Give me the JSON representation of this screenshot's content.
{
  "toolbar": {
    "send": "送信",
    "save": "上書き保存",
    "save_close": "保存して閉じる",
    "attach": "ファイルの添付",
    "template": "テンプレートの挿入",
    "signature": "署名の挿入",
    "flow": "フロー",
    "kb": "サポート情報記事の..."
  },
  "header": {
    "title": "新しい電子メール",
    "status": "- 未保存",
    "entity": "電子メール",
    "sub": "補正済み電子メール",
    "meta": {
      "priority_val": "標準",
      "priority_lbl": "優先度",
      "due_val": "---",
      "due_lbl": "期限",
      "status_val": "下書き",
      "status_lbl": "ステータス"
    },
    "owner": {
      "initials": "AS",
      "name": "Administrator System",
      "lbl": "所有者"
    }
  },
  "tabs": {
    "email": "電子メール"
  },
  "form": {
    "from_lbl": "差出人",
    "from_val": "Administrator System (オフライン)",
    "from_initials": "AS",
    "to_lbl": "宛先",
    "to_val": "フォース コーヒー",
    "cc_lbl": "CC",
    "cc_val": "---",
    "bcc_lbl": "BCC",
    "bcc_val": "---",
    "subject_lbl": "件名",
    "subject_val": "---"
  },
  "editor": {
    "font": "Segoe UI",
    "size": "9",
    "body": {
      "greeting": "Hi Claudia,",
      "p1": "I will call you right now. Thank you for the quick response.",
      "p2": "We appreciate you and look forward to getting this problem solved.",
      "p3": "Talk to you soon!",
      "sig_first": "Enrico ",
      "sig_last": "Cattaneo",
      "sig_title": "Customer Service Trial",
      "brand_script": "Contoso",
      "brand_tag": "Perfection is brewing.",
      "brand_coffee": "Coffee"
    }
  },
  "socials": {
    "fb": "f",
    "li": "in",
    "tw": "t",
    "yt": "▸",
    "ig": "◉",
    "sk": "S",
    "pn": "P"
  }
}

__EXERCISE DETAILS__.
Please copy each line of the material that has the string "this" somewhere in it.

__RESPONSE BELOW__.
Give me the JSON representation of this screenshot's content.
      "p2": "We appreciate you and look forward to getting this problem solved.",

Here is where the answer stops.